→ **Problem to solve**
Look through the lines below; wherever the word "this" appears, copy that line.

__________________________________________________

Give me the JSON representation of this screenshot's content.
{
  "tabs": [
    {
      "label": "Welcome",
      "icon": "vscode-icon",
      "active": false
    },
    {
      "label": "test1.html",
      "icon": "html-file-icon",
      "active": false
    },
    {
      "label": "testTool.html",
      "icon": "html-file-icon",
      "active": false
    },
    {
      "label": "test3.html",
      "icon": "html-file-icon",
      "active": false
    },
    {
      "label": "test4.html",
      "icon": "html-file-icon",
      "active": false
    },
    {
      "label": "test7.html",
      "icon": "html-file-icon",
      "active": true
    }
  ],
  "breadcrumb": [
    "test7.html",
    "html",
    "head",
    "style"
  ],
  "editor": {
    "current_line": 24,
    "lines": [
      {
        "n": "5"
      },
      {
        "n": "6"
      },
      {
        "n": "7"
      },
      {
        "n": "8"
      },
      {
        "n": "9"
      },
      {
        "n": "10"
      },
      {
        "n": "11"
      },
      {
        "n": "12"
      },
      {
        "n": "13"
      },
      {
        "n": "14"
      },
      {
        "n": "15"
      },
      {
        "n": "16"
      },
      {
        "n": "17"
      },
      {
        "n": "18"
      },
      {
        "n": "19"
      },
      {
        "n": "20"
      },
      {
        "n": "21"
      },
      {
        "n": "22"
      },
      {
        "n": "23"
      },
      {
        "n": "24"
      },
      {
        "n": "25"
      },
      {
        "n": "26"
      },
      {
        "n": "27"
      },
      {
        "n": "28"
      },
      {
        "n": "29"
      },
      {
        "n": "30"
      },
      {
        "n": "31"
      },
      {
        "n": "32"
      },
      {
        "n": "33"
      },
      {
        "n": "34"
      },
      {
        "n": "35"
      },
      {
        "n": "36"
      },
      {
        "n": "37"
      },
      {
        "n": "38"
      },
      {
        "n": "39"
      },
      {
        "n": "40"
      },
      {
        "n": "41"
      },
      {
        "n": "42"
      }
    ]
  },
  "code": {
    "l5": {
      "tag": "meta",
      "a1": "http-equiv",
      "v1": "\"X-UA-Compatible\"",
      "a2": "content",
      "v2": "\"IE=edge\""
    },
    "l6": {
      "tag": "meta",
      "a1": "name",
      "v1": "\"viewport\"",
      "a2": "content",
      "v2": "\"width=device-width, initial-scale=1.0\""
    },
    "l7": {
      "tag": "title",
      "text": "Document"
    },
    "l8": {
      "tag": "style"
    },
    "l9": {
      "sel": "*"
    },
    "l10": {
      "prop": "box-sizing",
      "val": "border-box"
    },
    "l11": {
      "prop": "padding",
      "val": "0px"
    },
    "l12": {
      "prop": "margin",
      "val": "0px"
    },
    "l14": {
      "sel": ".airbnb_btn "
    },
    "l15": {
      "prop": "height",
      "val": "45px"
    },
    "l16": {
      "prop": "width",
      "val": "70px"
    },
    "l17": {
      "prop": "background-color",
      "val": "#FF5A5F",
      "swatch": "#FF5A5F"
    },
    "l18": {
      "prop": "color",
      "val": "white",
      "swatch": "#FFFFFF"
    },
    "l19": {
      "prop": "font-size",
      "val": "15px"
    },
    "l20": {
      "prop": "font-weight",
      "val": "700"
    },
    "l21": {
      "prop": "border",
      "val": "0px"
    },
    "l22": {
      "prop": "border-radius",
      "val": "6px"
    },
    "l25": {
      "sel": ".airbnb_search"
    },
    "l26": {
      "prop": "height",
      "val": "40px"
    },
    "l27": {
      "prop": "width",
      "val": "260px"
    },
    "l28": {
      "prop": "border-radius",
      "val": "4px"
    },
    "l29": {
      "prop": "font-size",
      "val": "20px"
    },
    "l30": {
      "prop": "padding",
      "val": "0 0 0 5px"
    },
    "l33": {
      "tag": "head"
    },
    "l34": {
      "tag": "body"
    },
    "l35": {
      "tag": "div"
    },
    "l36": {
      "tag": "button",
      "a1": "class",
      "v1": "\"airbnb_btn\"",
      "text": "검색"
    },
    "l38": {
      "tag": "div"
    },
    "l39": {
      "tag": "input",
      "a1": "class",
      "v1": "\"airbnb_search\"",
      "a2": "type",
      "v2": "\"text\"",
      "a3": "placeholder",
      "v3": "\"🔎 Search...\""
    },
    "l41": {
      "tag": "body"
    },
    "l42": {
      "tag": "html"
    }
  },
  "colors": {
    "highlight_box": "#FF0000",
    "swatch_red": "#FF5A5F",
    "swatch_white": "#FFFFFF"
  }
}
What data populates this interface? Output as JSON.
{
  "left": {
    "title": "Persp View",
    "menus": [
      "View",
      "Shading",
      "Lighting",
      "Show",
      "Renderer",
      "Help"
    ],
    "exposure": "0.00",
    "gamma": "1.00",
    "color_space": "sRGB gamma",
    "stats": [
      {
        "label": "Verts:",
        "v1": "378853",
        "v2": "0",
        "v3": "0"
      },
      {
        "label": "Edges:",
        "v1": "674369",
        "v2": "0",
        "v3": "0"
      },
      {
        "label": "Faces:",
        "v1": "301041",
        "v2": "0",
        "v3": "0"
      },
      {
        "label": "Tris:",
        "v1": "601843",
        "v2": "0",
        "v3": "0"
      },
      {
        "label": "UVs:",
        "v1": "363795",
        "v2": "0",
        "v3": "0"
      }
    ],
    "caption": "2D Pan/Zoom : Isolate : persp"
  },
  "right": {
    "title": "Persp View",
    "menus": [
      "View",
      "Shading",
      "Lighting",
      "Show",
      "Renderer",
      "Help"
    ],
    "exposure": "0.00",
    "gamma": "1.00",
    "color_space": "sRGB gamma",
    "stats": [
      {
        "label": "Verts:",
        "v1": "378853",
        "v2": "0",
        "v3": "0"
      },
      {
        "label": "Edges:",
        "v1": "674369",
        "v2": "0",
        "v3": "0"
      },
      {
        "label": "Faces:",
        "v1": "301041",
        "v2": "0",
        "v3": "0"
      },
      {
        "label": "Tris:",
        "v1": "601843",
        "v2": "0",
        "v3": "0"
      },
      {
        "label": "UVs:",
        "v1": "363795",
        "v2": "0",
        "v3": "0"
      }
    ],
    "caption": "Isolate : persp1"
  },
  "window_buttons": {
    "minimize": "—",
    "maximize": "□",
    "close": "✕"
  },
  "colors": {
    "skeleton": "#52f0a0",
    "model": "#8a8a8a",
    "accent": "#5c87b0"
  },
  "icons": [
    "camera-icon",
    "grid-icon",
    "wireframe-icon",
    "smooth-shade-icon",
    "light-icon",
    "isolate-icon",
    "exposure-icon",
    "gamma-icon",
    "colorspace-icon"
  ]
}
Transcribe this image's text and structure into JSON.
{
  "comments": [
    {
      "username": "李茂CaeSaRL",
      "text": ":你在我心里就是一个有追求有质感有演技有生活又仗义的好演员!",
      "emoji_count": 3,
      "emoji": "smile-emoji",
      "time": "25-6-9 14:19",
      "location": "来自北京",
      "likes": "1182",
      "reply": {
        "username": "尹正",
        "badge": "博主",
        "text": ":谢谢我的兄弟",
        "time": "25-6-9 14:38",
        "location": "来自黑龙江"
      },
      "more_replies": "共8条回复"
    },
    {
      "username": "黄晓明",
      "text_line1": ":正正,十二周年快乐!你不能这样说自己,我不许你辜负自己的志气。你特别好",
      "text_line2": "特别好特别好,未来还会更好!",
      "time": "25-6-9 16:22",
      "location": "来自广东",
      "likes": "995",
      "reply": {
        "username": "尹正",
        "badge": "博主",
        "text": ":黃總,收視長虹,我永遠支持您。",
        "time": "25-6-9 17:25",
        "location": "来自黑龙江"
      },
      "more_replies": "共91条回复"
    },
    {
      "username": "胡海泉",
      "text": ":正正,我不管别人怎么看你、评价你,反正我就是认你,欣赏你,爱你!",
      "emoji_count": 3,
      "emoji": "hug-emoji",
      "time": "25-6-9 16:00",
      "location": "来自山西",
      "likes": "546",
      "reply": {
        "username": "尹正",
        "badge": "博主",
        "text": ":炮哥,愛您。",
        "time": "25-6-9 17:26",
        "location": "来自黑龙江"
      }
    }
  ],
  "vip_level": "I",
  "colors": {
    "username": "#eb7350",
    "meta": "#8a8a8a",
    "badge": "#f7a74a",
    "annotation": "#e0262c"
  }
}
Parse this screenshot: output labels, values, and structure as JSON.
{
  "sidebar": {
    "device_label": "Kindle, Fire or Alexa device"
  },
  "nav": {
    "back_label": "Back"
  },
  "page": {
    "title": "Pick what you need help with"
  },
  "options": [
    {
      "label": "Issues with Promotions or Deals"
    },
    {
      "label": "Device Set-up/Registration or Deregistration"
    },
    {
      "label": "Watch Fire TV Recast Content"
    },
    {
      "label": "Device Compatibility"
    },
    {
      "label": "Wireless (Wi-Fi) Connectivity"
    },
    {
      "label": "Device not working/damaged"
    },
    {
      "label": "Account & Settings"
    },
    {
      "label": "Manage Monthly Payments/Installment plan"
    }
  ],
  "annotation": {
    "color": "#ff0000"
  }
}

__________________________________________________

→ **Problem solution**
Give me the JSON representation of this screenshot's content.
What data populates this interface? Output as JSON.
Transcribe this image's text and structure into JSON.
Parse this screenshot: output labels, values, and structure as JSON.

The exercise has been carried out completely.